START Records for this exercise
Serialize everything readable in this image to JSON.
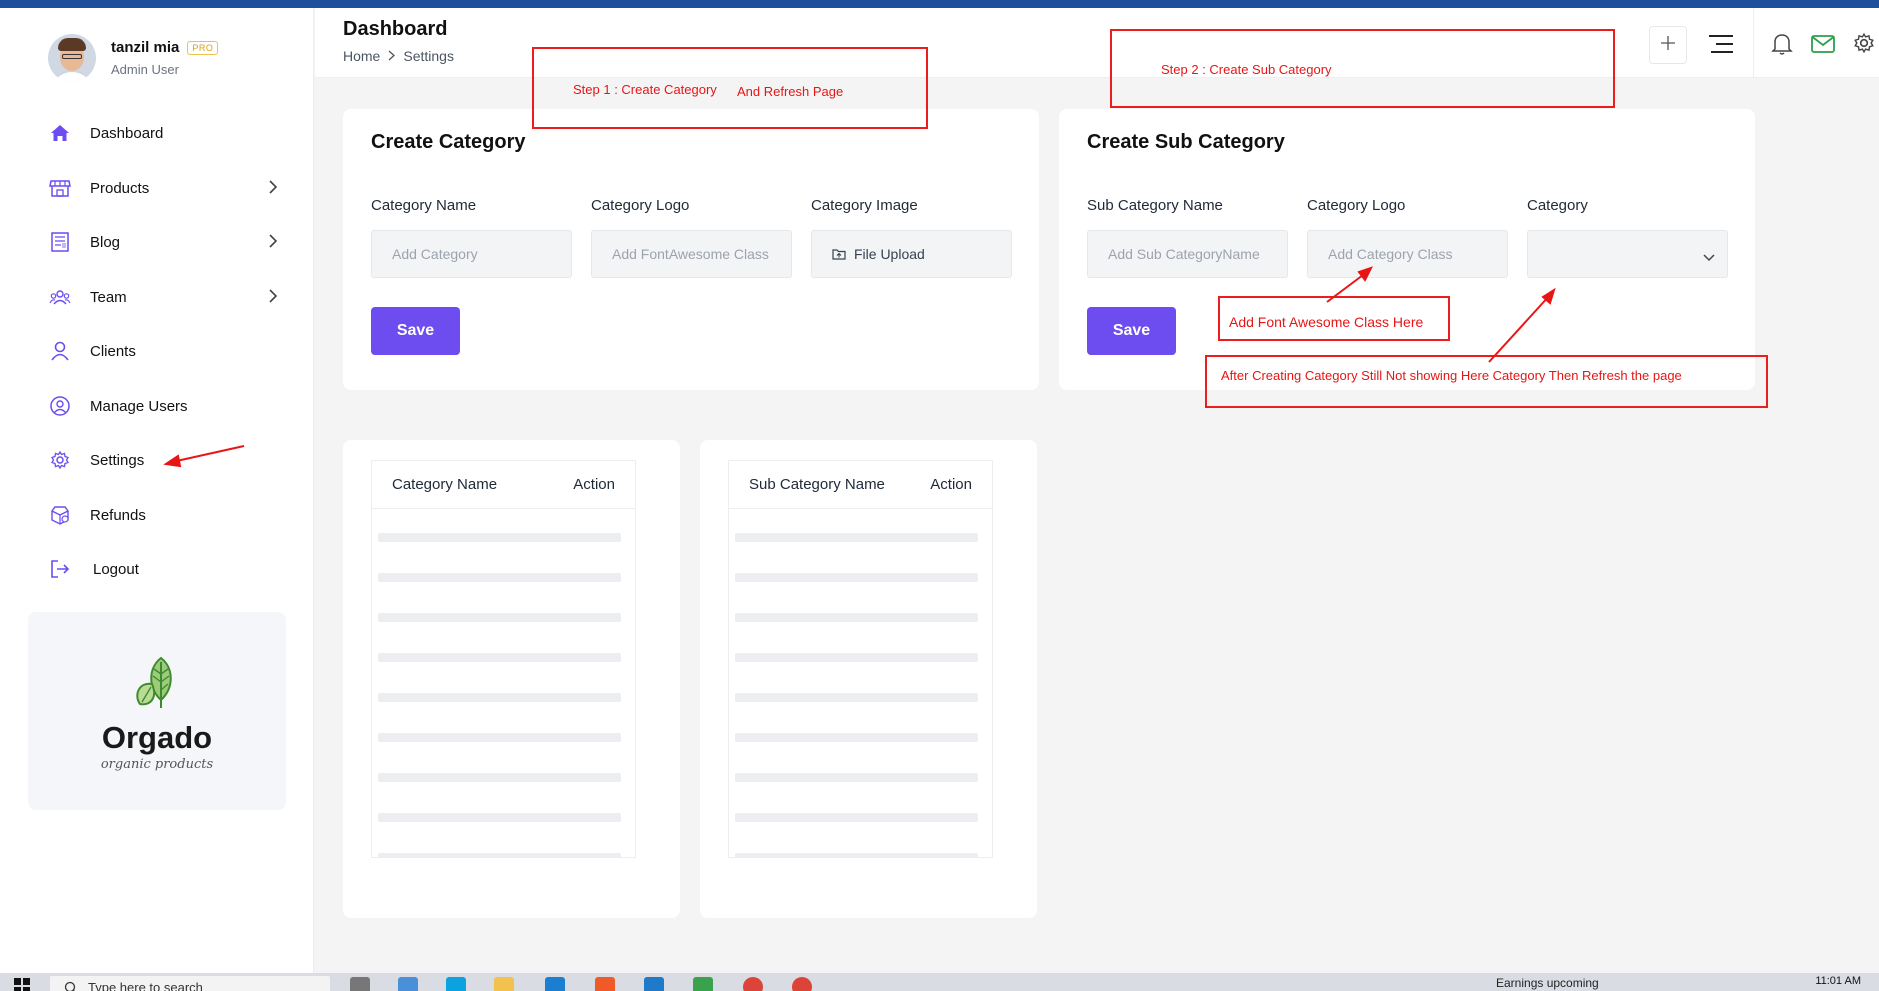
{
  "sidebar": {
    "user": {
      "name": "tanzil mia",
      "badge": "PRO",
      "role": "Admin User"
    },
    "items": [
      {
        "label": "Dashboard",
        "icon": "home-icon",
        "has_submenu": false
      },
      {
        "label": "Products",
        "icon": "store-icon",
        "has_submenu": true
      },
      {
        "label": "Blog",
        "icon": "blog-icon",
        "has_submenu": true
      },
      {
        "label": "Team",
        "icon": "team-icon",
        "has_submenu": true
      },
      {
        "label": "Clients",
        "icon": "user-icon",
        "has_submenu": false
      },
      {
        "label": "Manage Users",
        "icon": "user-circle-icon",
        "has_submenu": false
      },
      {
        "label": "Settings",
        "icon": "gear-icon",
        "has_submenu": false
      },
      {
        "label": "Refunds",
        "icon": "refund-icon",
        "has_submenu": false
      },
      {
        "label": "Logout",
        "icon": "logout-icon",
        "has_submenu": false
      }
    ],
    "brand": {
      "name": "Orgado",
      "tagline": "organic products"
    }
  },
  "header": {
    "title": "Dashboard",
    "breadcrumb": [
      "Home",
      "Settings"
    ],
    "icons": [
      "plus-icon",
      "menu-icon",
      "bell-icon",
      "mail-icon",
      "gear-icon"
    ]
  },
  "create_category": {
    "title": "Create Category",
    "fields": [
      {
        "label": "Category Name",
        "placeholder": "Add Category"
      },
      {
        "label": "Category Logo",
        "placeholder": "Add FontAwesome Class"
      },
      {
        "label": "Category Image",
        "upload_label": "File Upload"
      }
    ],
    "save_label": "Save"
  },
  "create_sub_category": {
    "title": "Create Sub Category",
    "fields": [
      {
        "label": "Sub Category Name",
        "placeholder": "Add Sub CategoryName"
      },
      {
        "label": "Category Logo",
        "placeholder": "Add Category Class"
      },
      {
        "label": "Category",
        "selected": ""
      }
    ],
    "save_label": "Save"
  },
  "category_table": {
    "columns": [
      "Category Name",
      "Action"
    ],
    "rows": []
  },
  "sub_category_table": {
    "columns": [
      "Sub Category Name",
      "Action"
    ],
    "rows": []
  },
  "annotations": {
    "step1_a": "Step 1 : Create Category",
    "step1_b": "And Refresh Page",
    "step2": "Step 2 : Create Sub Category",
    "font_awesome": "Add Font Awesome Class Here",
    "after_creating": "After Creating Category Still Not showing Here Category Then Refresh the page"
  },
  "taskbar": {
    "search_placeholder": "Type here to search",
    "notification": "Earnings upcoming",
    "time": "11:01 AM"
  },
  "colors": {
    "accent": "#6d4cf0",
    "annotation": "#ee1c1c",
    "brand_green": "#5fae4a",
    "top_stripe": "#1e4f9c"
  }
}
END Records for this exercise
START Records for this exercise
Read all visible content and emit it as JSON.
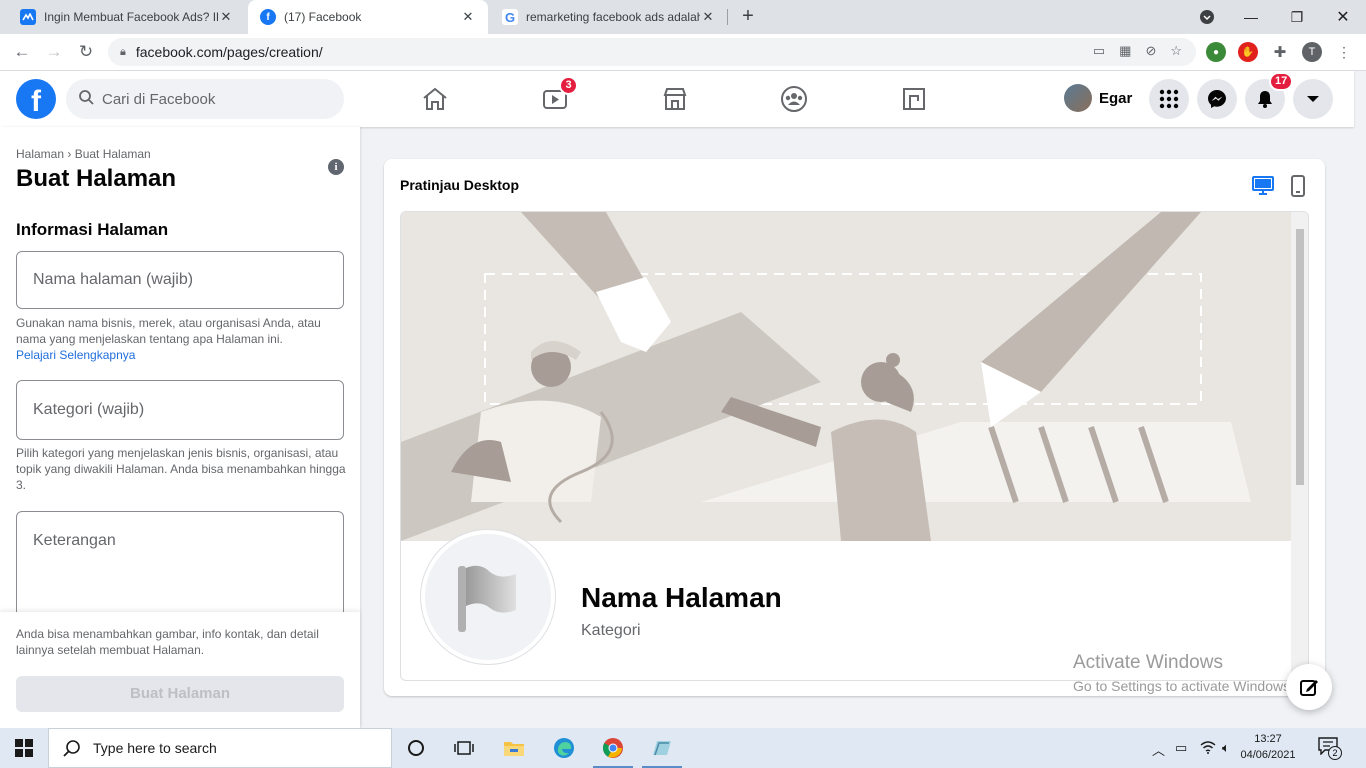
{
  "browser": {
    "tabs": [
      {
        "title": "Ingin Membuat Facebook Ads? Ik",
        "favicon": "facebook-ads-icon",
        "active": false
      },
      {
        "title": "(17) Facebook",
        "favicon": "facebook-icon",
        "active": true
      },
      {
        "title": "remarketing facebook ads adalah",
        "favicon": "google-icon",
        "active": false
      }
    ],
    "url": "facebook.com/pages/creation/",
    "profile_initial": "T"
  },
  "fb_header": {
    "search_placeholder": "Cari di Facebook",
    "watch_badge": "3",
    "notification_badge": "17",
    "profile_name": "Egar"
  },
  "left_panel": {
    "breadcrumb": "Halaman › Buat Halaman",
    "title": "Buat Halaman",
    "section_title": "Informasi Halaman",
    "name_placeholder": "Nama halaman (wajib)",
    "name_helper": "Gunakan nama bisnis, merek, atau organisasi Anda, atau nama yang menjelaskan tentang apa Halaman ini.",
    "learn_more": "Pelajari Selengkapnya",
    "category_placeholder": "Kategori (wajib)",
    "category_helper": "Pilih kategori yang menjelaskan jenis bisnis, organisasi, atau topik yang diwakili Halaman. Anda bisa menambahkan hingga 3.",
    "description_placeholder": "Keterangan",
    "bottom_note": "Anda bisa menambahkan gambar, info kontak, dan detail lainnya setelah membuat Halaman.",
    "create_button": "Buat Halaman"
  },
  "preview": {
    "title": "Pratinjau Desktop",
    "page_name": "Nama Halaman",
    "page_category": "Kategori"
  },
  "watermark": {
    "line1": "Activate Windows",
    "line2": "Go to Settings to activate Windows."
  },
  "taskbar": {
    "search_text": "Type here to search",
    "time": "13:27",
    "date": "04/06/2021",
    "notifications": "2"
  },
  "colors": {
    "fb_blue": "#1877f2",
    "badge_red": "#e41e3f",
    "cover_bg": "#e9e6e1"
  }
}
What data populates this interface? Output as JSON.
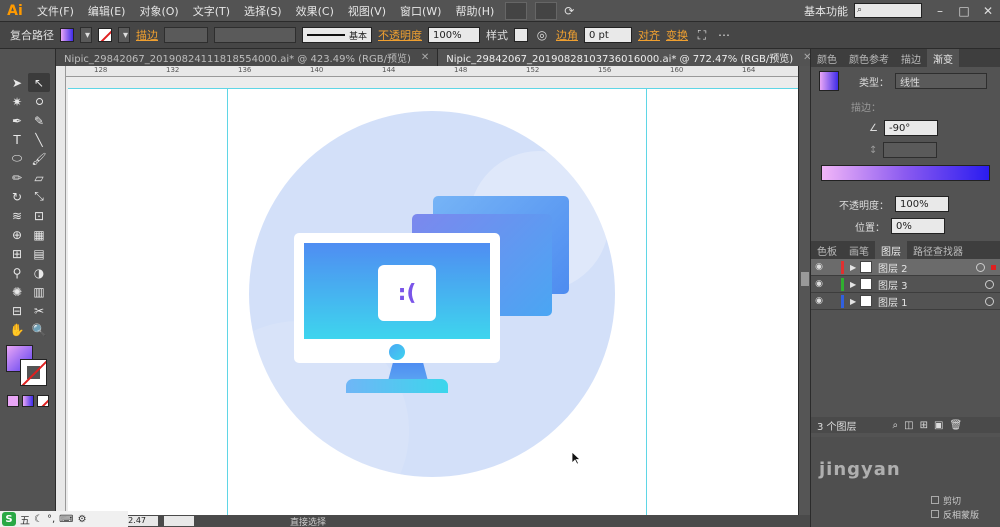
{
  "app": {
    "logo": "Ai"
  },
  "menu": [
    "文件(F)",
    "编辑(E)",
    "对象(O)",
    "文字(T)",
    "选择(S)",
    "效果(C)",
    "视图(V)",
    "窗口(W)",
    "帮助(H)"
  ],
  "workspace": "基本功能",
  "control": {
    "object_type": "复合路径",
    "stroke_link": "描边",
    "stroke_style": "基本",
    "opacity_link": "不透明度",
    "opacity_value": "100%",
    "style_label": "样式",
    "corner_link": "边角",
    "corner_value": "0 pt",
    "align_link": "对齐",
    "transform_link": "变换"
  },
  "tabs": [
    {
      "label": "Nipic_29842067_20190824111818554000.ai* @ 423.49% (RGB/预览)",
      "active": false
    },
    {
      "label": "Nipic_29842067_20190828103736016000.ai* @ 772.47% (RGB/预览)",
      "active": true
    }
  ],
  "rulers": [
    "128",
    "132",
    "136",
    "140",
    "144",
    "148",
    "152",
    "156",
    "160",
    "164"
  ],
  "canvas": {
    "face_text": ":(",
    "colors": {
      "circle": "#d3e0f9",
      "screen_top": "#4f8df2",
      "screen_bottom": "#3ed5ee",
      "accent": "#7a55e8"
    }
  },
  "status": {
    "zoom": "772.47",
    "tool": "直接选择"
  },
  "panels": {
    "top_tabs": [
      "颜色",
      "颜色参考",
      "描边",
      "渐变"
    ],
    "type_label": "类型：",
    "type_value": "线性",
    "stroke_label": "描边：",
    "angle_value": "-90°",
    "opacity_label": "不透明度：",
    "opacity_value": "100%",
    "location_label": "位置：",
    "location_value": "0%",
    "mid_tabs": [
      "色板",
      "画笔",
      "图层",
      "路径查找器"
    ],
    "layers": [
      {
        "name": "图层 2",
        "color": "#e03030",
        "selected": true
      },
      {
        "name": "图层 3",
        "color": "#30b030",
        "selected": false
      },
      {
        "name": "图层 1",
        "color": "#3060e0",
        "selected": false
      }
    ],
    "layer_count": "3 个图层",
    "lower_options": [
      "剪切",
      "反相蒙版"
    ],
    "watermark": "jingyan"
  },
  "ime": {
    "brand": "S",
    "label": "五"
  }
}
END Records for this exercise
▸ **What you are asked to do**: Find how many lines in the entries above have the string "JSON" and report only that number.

▸ **Answer to the exercise**: 3